Last summer, airplanes traveling to Turkey were filled with young man and women who were fans of the Arabic-dubbed Turkish soap opera “Noor.” Record number of Arab tourists paid a visit to Turkey last summer, holidaying in the land of “Noor.”
As for this summer, it is preachers, imams, and religious figures who are rushing to Turkey, with preachers appearing on television screens calling for viewers to support Turkey and spend their summer holidays there.
Therefore this summer soap opera fans and religious people have – unusually – joined in their love of Turkey, which has become a common ground between them whereas previously it was a source of dispute between the two groups. This was after Imams last year attacked Turkey’s “shameless” soap operas, and called for the Arab public to boycott them. In contrast, merely mentioning Turkey this year elicits praise and support from everybody for the first time since the collapse of the Turkish Ottoman Caliphate.
Is the Arab’s unexpected love for the Turks – for conflicting reasons – a blessing or a curse?
The fundamentalist camp believes that their promotion and support of Turkey for its stance against Israel annoys the moderate Arab camp, however this is not true, and in fact Turkey is a extremely suitable model that should be studied and followed [by the Arabs]. Turkey is certainly no Iran, and Edrdogan’s Islamic-oriented [Justice and Development] party is no Hamas or Muslim Brotherhood; the Turks are not Salafist or Shiite extremists, they do not wear burqas or turbans. There is a high degree of liberalism in Turkey which is ahead of the Arab world by numerous decades.
Since the extremists are happy with Turkey today, let us hope that maybe they can learn something new from the Turks. The extremists are currently forgiving, or at least turning a blind eye to, the Turkish spirit of liberalism and the Turkish [political] secularism, however we are aware that their position towards Turkey is a temporary and selective one. They are raising Turkey’s red crescent flag because Ankara took up a courageous political position against Israel, and these extremists are therefore trying to shame the Arab regimes by pointing to Turkey’s example. In other words, they do not truly care what is happening to Israel so much as they want to embarrass their own governments.
Our region is in a state of witnessing continual protests, and those who are protesting or complaining were obliged to raise images of Hassan Nasrallah, Mahmoud Ahmadinejad, Osama Bin Laden, and Ayman al-Zawahiri, until their popularity waned because of their failure to confront Israel and the West in general. Now, there is support for Turkey, and this is most reassuring, for Turkey is one of the most politically moderate, scientifically advanced, and liberal, countries in the region.
The average Arab citizen needs a leader that he can follow and imitate. The Arabs are in a continual state of searching for a hero, and we have today raised the figure of [Turkish PM] Recep Tayyip Erdogan. This searching for a hero is a constant Arab characteristic, but it is also something that everybody does.

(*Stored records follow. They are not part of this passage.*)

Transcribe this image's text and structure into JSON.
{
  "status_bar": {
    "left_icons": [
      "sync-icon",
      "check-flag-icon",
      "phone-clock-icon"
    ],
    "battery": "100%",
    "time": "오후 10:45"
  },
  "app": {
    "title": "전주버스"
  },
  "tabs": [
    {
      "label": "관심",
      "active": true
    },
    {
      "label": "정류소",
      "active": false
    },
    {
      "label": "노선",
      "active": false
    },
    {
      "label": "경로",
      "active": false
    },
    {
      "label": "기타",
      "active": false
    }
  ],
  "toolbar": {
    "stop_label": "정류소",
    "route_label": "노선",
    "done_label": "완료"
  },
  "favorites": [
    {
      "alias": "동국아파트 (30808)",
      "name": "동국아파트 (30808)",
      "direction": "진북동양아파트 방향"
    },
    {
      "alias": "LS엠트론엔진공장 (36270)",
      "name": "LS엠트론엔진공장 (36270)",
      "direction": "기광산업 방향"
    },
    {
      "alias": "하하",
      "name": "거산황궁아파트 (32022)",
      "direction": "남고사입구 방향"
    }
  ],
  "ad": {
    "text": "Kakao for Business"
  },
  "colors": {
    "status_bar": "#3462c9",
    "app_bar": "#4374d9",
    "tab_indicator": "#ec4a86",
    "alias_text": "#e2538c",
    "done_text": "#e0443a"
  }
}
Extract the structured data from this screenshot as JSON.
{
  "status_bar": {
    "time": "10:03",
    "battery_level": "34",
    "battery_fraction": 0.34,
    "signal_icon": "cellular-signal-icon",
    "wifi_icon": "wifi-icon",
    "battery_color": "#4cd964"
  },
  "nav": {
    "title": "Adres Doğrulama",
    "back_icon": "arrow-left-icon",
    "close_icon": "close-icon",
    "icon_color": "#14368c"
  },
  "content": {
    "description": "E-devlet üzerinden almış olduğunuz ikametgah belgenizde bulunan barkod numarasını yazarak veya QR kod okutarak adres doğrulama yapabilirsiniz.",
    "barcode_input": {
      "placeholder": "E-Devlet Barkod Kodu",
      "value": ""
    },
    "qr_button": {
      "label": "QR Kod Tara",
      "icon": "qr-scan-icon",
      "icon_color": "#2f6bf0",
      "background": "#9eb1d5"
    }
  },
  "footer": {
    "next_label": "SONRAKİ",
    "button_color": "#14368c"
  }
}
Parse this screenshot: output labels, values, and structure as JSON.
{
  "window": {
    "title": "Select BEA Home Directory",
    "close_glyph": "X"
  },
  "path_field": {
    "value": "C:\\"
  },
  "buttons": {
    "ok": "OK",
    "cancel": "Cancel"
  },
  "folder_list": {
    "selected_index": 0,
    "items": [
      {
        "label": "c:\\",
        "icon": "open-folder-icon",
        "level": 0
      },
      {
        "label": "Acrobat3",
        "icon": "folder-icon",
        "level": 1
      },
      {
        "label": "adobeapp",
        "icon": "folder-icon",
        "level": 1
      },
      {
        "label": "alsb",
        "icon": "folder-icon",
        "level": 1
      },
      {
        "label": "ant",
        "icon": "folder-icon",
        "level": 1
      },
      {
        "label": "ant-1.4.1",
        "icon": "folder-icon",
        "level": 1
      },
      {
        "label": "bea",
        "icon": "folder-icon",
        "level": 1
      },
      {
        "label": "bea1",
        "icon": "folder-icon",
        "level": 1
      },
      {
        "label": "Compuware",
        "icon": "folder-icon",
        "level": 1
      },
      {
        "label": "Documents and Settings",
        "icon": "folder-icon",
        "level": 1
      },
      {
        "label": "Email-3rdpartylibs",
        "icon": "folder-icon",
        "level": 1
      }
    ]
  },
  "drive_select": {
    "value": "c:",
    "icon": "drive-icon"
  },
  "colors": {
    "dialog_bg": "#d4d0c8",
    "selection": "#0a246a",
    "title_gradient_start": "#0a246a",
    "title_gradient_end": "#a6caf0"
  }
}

The Arabs can be excused for their ongoing search for heroes beyond their borders, from Iran to Afghanistan to Turkey, because this is something that has been enforced upon them due to the sense of defeat that has persisted over the previous decades, and particularly with regards to the conflict with Israel. There were defeats in 1947, 1948 [Arab – Israeli war], 1956 [Suez Crisis], 1967 [Six Day War], and 1973 [Yom Kippur War], not to mention the scenes of refugees living in refugee camps for half a century and counting, and the daily humiliation of the Palestinian people in the occupied territories. The Arabs need heroes from abroad, or to resurrect dead heroes from the past, whether this is Saddam Hussein or Jamal Abdul-Nasser; forgiving their mistakes, their inflammatory rhetoric, and their authoritarianism in the face of their need to confront the enemy.
However I hope that Turkey will now become our role model, not just in combating Israel, but also in how to reconcile the past with the past; this is due to Turkey’s long experience following the collapse of the Ottoman empire and the country’s transition into the new world.